In the world of investing, mergers and acquisitions (M&A) are often lumped together. Both involve the combination of assets of two companies. Where the difference lies is in the state of the transaction, that is, whether the joining of the two companies is hostile or friendly. How the transaction is received by the company’s stockholders, board of directors, and employees is the key difference between these two terms

  • Merger of Equals

    • A merger refers to the coming together of two companies that can be regarded as equals. Two factories decide to join forces in order to increase the strength of their assets, have a higher market and consumer base, and ultimately make higher profits. The two businesses or corporations become jointly owned and are registered as a new legal entity -- which has an identity different from the two companies that came together for the merger.


    • An acquisition occurs when one company or corporation takes control of another one -- the very name indicates that the company that acquires the other is the dominant one. Generally, larger companies acquire smaller companies. In such cases, the company takes over a smaller one and establishes itself as the owner.

    Shares and Value

    • The main aim of a merger is to make use of the assets of both companies, and combine them to create a new entity whose worth is more than the sum of the two original entities put together. In a "merger of equals," the stocks of both companies are surrendered and new stocks are issued. That is, mergers occur when two companies pool their resources to function together. Acquisitions, on the other hand, require one firm to buy another -- the bigger company buys all the shares of the smaller company, or buys all of its assets. No new stocks or shares are issued in case of an acquisition, nor is a new corporate entity registered.

    Amicable Mergers, Hostile Acquisitions

    • Given that a merger brings together two equals, both parties are willing to enter into the deal. Acquisitions however can be either amicable or hostile; sometimes, a bigger firm takes over a smaller one, even when the management of the smaller firm is against the takeover.
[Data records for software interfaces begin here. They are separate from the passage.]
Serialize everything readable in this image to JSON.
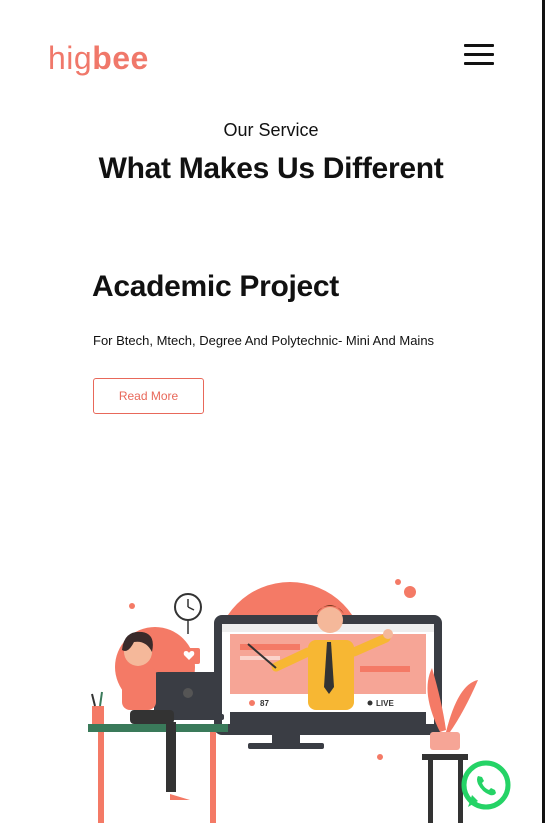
{
  "header": {
    "logo_part1": "hig",
    "logo_part2": "bee"
  },
  "section": {
    "eyebrow": "Our Service",
    "heading": "What Makes Us Different"
  },
  "service": {
    "title": "Academic Project",
    "description": "For Btech, Mtech, Degree And Polytechnic- Mini And Mains",
    "button_label": "Read More"
  },
  "illustration": {
    "viewer_count": "87",
    "live_label": "LIVE"
  },
  "colors": {
    "brand": "#f0786a",
    "accent": "#e8685a",
    "whatsapp": "#25d366"
  }
}
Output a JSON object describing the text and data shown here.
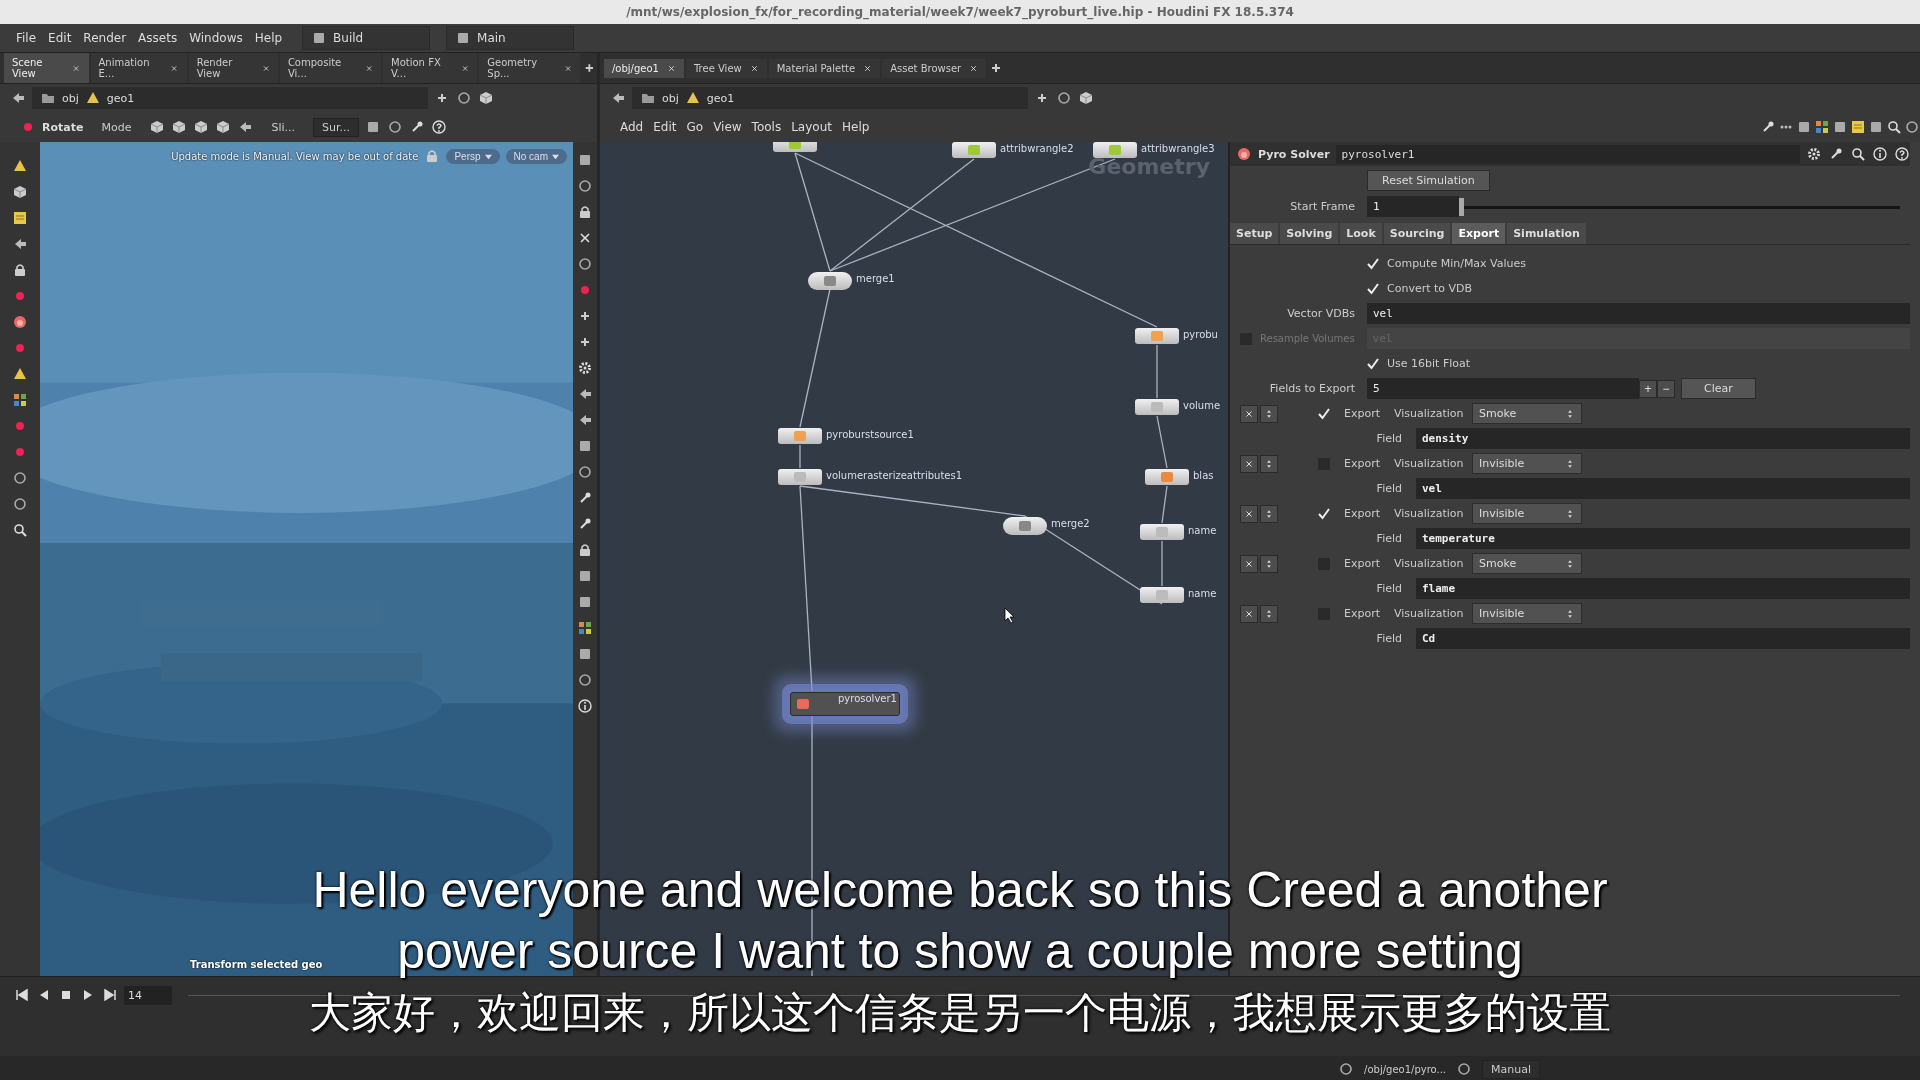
{
  "window": {
    "title": "/mnt/ws/explosion_fx/for_recording_material/week7/week7_pyroburt_live.hip - Houdini FX 18.5.374"
  },
  "menu": [
    "File",
    "Edit",
    "Render",
    "Assets",
    "Windows",
    "Help"
  ],
  "desktop_selectors": [
    {
      "label": "Build"
    },
    {
      "label": "Main"
    }
  ],
  "left_pane": {
    "tabs": [
      {
        "label": "Scene View",
        "selected": true
      },
      {
        "label": "Animation E...",
        "selected": false
      },
      {
        "label": "Render View",
        "selected": false
      },
      {
        "label": "Composite Vi...",
        "selected": false
      },
      {
        "label": "Motion FX V...",
        "selected": false
      },
      {
        "label": "Geometry Sp...",
        "selected": false
      }
    ],
    "path": [
      "obj",
      "geo1"
    ],
    "toolbar": {
      "tool": "Rotate",
      "mode": "Mode",
      "selection": "Sli...",
      "snap": "Sur..."
    },
    "viewport": {
      "notice": "Update mode is Manual. View may be out of date",
      "view_menu": "Persp",
      "camera_menu": "No cam",
      "status": "Transform selected geo"
    }
  },
  "right_pane": {
    "tabs": [
      {
        "label": "/obj/geo1",
        "selected": true
      },
      {
        "label": "Tree View",
        "selected": false
      },
      {
        "label": "Material Palette",
        "selected": false
      },
      {
        "label": "Asset Browser",
        "selected": false
      }
    ],
    "path": [
      "obj",
      "geo1"
    ],
    "menu": [
      "Add",
      "Edit",
      "Go",
      "View",
      "Tools",
      "Layout",
      "Help"
    ],
    "network": {
      "context": "Geometry",
      "nodes": [
        {
          "kind": "wrangle",
          "selected": false
        },
        {
          "name": "attribwrangle2",
          "kind": "wrangle",
          "selected": false
        },
        {
          "name": "attribwrangle3",
          "kind": "wrangle",
          "selected": false
        },
        {
          "name": "merge1",
          "kind": "merge",
          "selected": false
        },
        {
          "name": "pyrobu",
          "kind": "source",
          "selected": false
        },
        {
          "name": "volume",
          "kind": "plain",
          "selected": false
        },
        {
          "name": "pyroburstsource1",
          "kind": "source",
          "selected": false
        },
        {
          "name": "volumerasterizeattributes1",
          "kind": "plain",
          "selected": false
        },
        {
          "name": "blas",
          "kind": "blast",
          "selected": false
        },
        {
          "name": "merge2",
          "kind": "merge",
          "selected": false
        },
        {
          "name": "name",
          "kind": "plain",
          "selected": false
        },
        {
          "name": "name",
          "kind": "plain",
          "selected": false
        },
        {
          "name": "pyrosolver1",
          "kind": "solver",
          "selected": true
        }
      ]
    },
    "parameters": {
      "node_type": "Pyro Solver",
      "node_name": "pyrosolver1",
      "reset_button": "Reset Simulation",
      "start_frame": {
        "label": "Start Frame",
        "value": "1",
        "level": 0.0
      },
      "tabs": [
        {
          "label": "Setup",
          "selected": false
        },
        {
          "label": "Solving",
          "selected": false
        },
        {
          "label": "Look",
          "selected": false
        },
        {
          "label": "Sourcing",
          "selected": false
        },
        {
          "label": "Export",
          "selected": true
        },
        {
          "label": "Simulation",
          "selected": false
        }
      ],
      "rows": [
        {
          "kind": "checkbox",
          "label": "Compute Min/Max Values",
          "checked": true,
          "disabled": false
        },
        {
          "kind": "checkbox",
          "label": "Convert to VDB",
          "checked": true,
          "disabled": false
        },
        {
          "kind": "field",
          "label": "Vector VDBs",
          "value": "vel",
          "disabled": false
        },
        {
          "kind": "toggle_field",
          "label": "Resample Volumes",
          "value": "vel",
          "checked": false,
          "disabled": true
        },
        {
          "kind": "checkbox",
          "label": "Use 16bit Float",
          "checked": true,
          "disabled": false
        },
        {
          "kind": "multi_count",
          "label": "Fields to Export",
          "value": "5",
          "add": "+",
          "remove": "−",
          "clear": "Clear",
          "disabled": false
        }
      ],
      "fields": [
        {
          "export_label": "Export",
          "checked": true,
          "visualization_label": "Visualization",
          "visualization": "Smoke",
          "field_label": "Field",
          "field": "density"
        },
        {
          "export_label": "Export",
          "checked": false,
          "visualization_label": "Visualization",
          "visualization": "Invisible",
          "field_label": "Field",
          "field": "vel"
        },
        {
          "export_label": "Export",
          "checked": true,
          "visualization_label": "Visualization",
          "visualization": "Invisible",
          "field_label": "Field",
          "field": "temperature"
        },
        {
          "export_label": "Export",
          "checked": false,
          "visualization_label": "Visualization",
          "visualization": "Smoke",
          "field_label": "Field",
          "field": "flame"
        },
        {
          "export_label": "Export",
          "checked": false,
          "visualization_label": "Visualization",
          "visualization": "Invisible",
          "field_label": "Field",
          "field": "Cd"
        }
      ]
    }
  },
  "playbar": {
    "frame": "14"
  },
  "status_bar": {
    "path": "/obj/geo1/pyro...",
    "update_mode": "Manual"
  },
  "subtitles": {
    "english": [
      "Hello everyone and welcome back so this Creed a another",
      "power source I want to show a couple more setting"
    ],
    "chinese": "大家好，欢迎回来，所以这个信条是另一个电源，我想展示更多的设置"
  }
}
Sometimes a bigger company buys out a smaller one, but the process is dubbed a merger to avoid making a negative impression.